• _DIRECTIONS_
For each entry below, copy the text exactly and leave out any picture.

(Dataset rows for apps and sites)
⟨

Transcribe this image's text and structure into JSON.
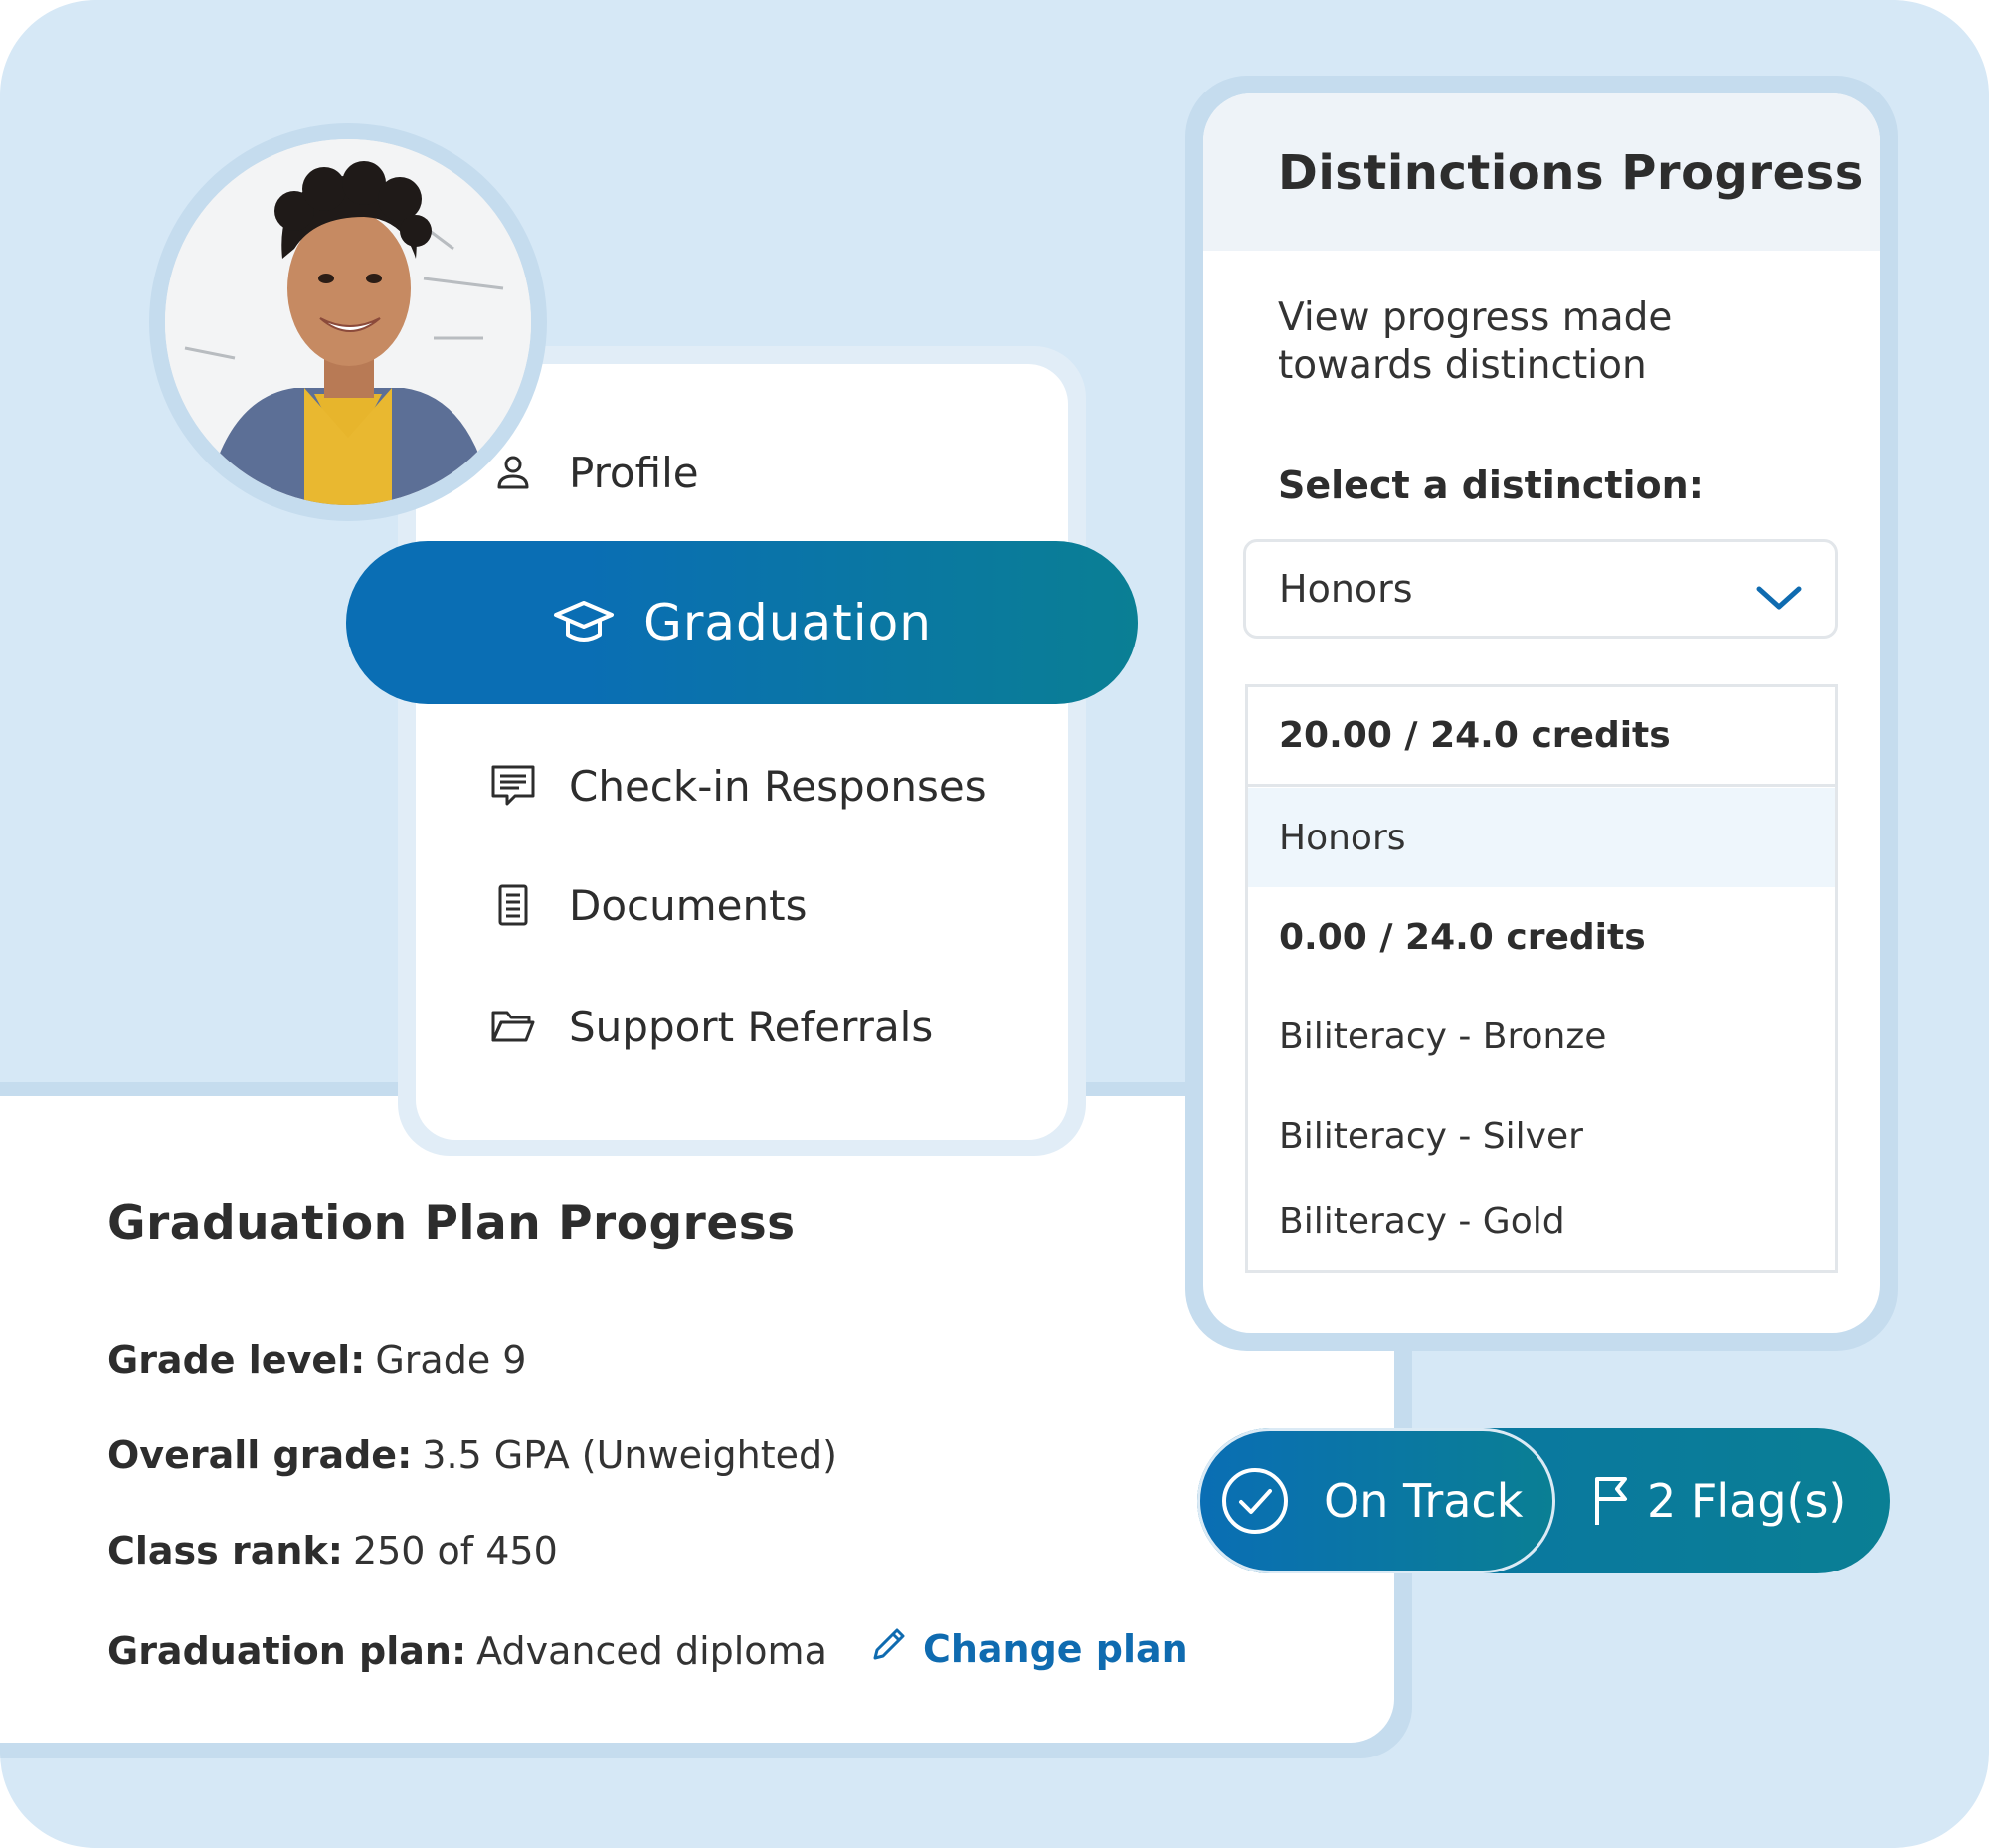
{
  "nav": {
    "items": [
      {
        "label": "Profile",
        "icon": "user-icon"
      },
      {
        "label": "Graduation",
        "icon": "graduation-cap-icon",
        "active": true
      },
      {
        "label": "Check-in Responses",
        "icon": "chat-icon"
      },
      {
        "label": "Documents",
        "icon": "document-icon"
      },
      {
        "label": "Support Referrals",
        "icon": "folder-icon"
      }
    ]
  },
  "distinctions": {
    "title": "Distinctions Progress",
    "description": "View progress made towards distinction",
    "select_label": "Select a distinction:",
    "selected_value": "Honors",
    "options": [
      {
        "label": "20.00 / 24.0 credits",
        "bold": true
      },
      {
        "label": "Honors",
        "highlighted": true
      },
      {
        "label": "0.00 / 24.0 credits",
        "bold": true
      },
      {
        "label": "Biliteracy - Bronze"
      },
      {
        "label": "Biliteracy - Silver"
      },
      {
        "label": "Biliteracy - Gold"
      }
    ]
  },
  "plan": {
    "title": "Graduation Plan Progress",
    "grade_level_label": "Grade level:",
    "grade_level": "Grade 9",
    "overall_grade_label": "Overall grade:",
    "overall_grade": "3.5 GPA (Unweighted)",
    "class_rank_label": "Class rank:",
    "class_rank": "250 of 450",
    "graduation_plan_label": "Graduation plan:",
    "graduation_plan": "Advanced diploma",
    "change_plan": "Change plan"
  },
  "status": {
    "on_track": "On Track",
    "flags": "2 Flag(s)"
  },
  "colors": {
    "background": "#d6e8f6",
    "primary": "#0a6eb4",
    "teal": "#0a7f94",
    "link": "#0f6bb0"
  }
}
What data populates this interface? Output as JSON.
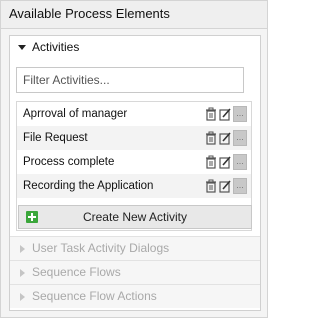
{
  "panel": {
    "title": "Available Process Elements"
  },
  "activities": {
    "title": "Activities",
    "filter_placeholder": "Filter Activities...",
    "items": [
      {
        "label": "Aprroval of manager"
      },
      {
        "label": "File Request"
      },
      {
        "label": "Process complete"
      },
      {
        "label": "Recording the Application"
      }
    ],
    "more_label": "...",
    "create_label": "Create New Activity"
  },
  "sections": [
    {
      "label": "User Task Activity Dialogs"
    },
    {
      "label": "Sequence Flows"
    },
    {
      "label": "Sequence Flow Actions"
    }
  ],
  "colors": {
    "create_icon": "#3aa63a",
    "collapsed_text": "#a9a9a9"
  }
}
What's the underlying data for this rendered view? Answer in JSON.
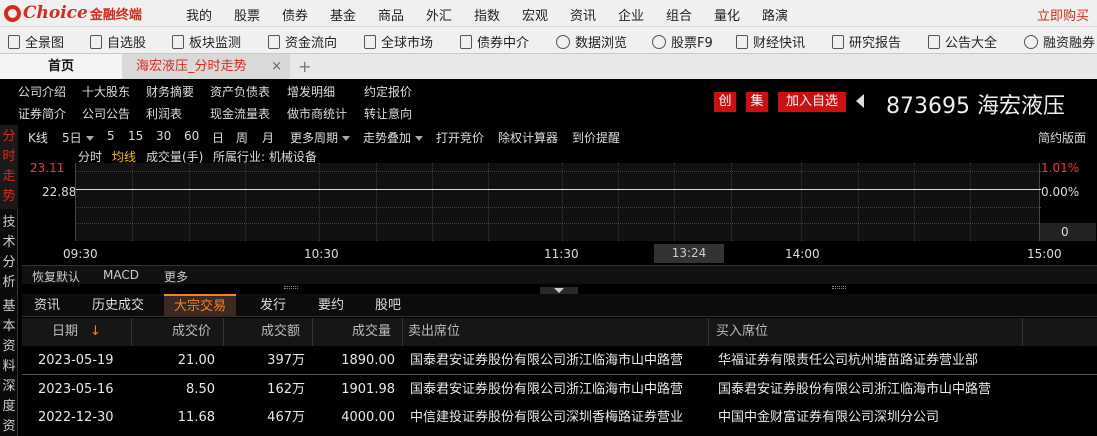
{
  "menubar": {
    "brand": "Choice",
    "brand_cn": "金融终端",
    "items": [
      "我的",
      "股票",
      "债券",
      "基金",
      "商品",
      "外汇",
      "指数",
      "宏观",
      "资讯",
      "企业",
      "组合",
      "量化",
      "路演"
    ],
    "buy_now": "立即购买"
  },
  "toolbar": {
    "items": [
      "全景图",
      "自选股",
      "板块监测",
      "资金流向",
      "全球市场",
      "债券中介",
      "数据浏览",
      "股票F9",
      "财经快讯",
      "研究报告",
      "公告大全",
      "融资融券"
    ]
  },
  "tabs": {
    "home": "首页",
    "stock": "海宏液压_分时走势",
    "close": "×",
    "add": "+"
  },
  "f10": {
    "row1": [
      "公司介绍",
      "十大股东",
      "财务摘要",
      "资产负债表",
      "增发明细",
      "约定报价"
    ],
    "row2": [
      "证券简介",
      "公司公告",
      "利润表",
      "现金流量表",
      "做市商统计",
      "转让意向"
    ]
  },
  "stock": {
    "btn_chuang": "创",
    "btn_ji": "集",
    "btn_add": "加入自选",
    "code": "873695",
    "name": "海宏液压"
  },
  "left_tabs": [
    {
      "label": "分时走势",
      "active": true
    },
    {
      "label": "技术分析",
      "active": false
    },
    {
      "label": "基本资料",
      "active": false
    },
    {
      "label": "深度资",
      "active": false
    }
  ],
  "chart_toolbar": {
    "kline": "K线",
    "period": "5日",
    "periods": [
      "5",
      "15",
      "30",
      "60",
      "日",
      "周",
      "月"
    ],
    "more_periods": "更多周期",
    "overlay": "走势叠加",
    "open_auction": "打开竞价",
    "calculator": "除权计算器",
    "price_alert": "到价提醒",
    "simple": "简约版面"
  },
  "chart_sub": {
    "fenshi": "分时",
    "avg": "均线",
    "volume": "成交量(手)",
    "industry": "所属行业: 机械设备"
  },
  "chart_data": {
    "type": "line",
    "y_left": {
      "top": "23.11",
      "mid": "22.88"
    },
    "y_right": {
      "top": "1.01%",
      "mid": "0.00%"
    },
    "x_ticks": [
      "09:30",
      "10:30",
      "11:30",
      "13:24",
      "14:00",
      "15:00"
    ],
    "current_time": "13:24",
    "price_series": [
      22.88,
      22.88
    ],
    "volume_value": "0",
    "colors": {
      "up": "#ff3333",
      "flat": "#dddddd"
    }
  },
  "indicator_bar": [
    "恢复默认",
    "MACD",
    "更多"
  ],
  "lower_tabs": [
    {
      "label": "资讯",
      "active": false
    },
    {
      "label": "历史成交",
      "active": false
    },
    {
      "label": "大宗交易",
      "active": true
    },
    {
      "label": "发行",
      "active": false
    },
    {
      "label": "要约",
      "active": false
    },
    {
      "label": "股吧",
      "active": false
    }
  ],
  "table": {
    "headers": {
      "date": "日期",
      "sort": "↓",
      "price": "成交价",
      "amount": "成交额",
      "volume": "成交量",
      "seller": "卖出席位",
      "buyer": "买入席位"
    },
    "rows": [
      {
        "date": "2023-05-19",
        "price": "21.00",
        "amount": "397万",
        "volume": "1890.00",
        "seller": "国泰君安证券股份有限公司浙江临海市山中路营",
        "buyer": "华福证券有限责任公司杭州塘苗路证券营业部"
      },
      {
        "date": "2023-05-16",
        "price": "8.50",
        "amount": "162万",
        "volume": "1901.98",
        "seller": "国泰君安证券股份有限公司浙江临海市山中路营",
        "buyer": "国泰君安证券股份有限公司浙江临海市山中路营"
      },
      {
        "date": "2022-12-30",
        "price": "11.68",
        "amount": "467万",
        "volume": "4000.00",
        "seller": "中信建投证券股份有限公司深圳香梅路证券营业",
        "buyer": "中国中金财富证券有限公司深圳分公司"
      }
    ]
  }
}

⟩

• _REPLY TO THE EXERCISE_
Transcribe this image's text and structure into JSON.
{
  "nav": {
    "items": [
      {
        "label": "Profile",
        "icon": "user-icon"
      },
      {
        "label": "Graduation",
        "icon": "graduation-cap-icon",
        "active": true
      },
      {
        "label": "Check-in Responses",
        "icon": "chat-icon"
      },
      {
        "label": "Documents",
        "icon": "document-icon"
      },
      {
        "label": "Support Referrals",
        "icon": "folder-icon"
      }
    ]
  },
  "distinctions": {
    "title": "Distinctions Progress",
    "description": "View progress made towards distinction",
    "select_label": "Select a distinction:",
    "selected_value": "Honors",
    "options": [
      {
        "label": "20.00 / 24.0 credits",
        "bold": true
      },
      {
        "label": "Honors",
        "highlighted": true
      },
      {
        "label": "0.00 / 24.0 credits",
        "bold": true
      },
      {
        "label": "Biliteracy - Bronze"
      },
      {
        "label": "Biliteracy - Silver"
      },
      {
        "label": "Biliteracy - Gold"
      }
    ]
  },
  "plan": {
    "title": "Graduation Plan Progress",
    "grade_level_label": "Grade level:",
    "grade_level": "Grade 9",
    "overall_grade_label": "Overall grade:",
    "overall_grade": "3.5 GPA (Unweighted)",
    "class_rank_label": "Class rank:",
    "class_rank": "250 of 450",
    "graduation_plan_label": "Graduation plan:",
    "graduation_plan": "Advanced diploma",
    "change_plan": "Change plan"
  },
  "status": {
    "on_track": "On Track",
    "flags": "2 Flag(s)"
  },
  "colors": {
    "background": "#d6e8f6",
    "primary": "#0a6eb4",
    "teal": "#0a7f94",
    "link": "#0f6bb0"
  }
}
What data populates this interface? Output as JSON.
{
  "panel": {
    "title": "Available Process Elements"
  },
  "activities": {
    "title": "Activities",
    "filter_placeholder": "Filter Activities...",
    "items": [
      {
        "label": "Aprroval of manager"
      },
      {
        "label": "File Request"
      },
      {
        "label": "Process complete"
      },
      {
        "label": "Recording the Application"
      }
    ],
    "more_label": "...",
    "create_label": "Create New Activity"
  },
  "sections": [
    {
      "label": "User Task Activity Dialogs"
    },
    {
      "label": "Sequence Flows"
    },
    {
      "label": "Sequence Flow Actions"
    }
  ],
  "colors": {
    "create_icon": "#3aa63a",
    "collapsed_text": "#a9a9a9"
  }
}
What's the underlying data for this rendered view? Answer in JSON.
{
  "menubar": {
    "brand": "Choice",
    "brand_cn": "金融终端",
    "items": [
      "我的",
      "股票",
      "债券",
      "基金",
      "商品",
      "外汇",
      "指数",
      "宏观",
      "资讯",
      "企业",
      "组合",
      "量化",
      "路演"
    ],
    "buy_now": "立即购买"
  },
  "toolbar": {
    "items": [
      "全景图",
      "自选股",
      "板块监测",
      "资金流向",
      "全球市场",
      "债券中介",
      "数据浏览",
      "股票F9",
      "财经快讯",
      "研究报告",
      "公告大全",
      "融资融券"
    ]
  },
  "tabs": {
    "home": "首页",
    "stock": "海宏液压_分时走势",
    "close": "×",
    "add": "+"
  },
  "f10": {
    "row1": [
      "公司介绍",
      "十大股东",
      "财务摘要",
      "资产负债表",
      "增发明细",
      "约定报价"
    ],
    "row2": [
      "证券简介",
      "公司公告",
      "利润表",
      "现金流量表",
      "做市商统计",
      "转让意向"
    ]
  },
  "stock": {
    "btn_chuang": "创",
    "btn_ji": "集",
    "btn_add": "加入自选",
    "code": "873695",
    "name": "海宏液压"
  },
  "left_tabs": [
    {
      "label": "分时走势",
      "active": true
    },
    {
      "label": "技术分析",
      "active": false
    },
    {
      "label": "基本资料",
      "active": false
    },
    {
      "label": "深度资",
      "active": false
    }
  ],
  "chart_toolbar": {
    "kline": "K线",
    "period": "5日",
    "periods": [
      "5",
      "15",
      "30",
      "60",
      "日",
      "周",
      "月"
    ],
    "more_periods": "更多周期",
    "overlay": "走势叠加",
    "open_auction": "打开竞价",
    "calculator": "除权计算器",
    "price_alert": "到价提醒",
    "simple": "简约版面"
  },
  "chart_sub": {
    "fenshi": "分时",
    "avg": "均线",
    "volume": "成交量(手)",
    "industry": "所属行业: 机械设备"
  },
  "chart_data": {
    "type": "line",
    "y_left": {
      "top": "23.11",
      "mid": "22.88"
    },
    "y_right": {
      "top": "1.01%",
      "mid": "0.00%"
    },
    "x_ticks": [
      "09:30",
      "10:30",
      "11:30",
      "13:24",
      "14:00",
      "15:00"
    ],
    "current_time": "13:24",
    "price_series": [
      22.88,
      22.88
    ],
    "volume_value": "0",
    "colors": {
      "up": "#ff3333",
      "flat": "#dddddd"
    }
  },
  "indicator_bar": [
    "恢复默认",
    "MACD",
    "更多"
  ],
  "lower_tabs": [
    {
      "label": "资讯",
      "active": false
    },
    {
      "label": "历史成交",
      "active": false
    },
    {
      "label": "大宗交易",
      "active": true
    },
    {
      "label": "发行",
      "active": false
    },
    {
      "label": "要约",
      "active": false
    },
    {
      "label": "股吧",
      "active": false
    }
  ],
  "table": {
    "headers": {
      "date": "日期",
      "sort": "↓",
      "price": "成交价",
      "amount": "成交额",
      "volume": "成交量",
      "seller": "卖出席位",
      "buyer": "买入席位"
    },
    "rows": [
      {
        "date": "2023-05-19",
        "price": "21.00",
        "amount": "397万",
        "volume": "1890.00",
        "seller": "国泰君安证券股份有限公司浙江临海市山中路营",
        "buyer": "华福证券有限责任公司杭州塘苗路证券营业部"
      },
      {
        "date": "2023-05-16",
        "price": "8.50",
        "amount": "162万",
        "volume": "1901.98",
        "seller": "国泰君安证券股份有限公司浙江临海市山中路营",
        "buyer": "国泰君安证券股份有限公司浙江临海市山中路营"
      },
      {
        "date": "2022-12-30",
        "price": "11.68",
        "amount": "467万",
        "volume": "4000.00",
        "seller": "中信建投证券股份有限公司深圳香梅路证券营业",
        "buyer": "中国中金财富证券有限公司深圳分公司"
      }
    ]
  }
}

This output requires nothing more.